I turn sentences around. That’s my life. I write a sentence and then I turn it around. Then I look at it and I turn it around again. Then I have lunch. Then I come back in and write another sentence. Then I have tea and turn the new sentence around. Then I read the two sentences over and turn them both around. Then I lie down on my sofa and think. Then I get up and throw them out and start from the beginning.
Books are not written – they’re rewritten. Including your own. It is one of the hardest things to accept, especially after the seventh rewrite hasn’t quite done it…
I get asked, ‘How many drafts do you go through?’ all the time. The answer is either ‘one’ or ‘infinity,’ but I don’t know how to tell the difference.
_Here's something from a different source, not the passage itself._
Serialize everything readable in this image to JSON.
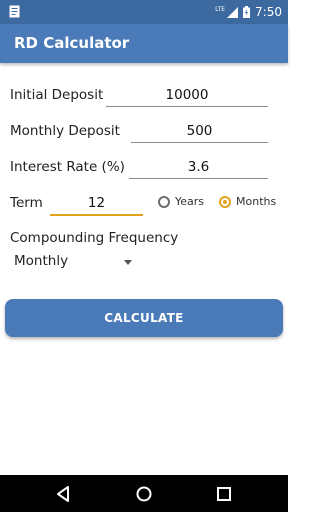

I don’t write, leave, come back later and revise. I work slow and fiddle constantly, so the revision is pretty much done as part of the original writing. By the time I’m done with a scene, I’m done with it.
I believe more in the scissors than I do in the pencil.
My own experience is that once a story has been written, one has to cross out the beginning and the end. It is there that we authors do most of our lying.
Peter de Vries
I love being a writer. What I can’t stand is the paperwork.
Close the door. Write with no one looking over your shoulder. Don’t try to figure out what other people want to hear from you; figure out what you have to say. It’s the one and only thing you have to offer.
All the words I use in my stories can be found in the dictionary – it’s just a matter of arranging them into the right sentences.
James A. Michener
I have never thought of myself as a good writer. Anyone who wants reassurance of that should read one of my first drafts. But I’m one of the world’s great rewriters.
I find that three or four readings are required to comb out the cliches, line up pronouns with their antecedents, and insure agreement in number between subject and verbs … My connectives, my clauses, my subsidiary phrases don’t come naturally to me and I’m very prone to repetition of words; so I never even write an important letter in the first draft. I can never recall anything of mine that’s ever been printed in less than three drafts.
You write that first draft really to see how it’s going to come out.
Only ambitious nonentities and hearty mediocrities exhibit their rough drafts. It’s like passing around samples of sputum.
Isaac Bashevis Singer
The wastepaper basket is the writer’s best friend.
Inside every fat book is a thin book trying to get out.
Thanks for the advice guys. I hope that this time, I can sharpen my scalpel and find my story somewhere within the first draft. Or the second, or the third, or…
Happily, believe it or not, turns out March is NaNoEdMo: National Nano Editing Month.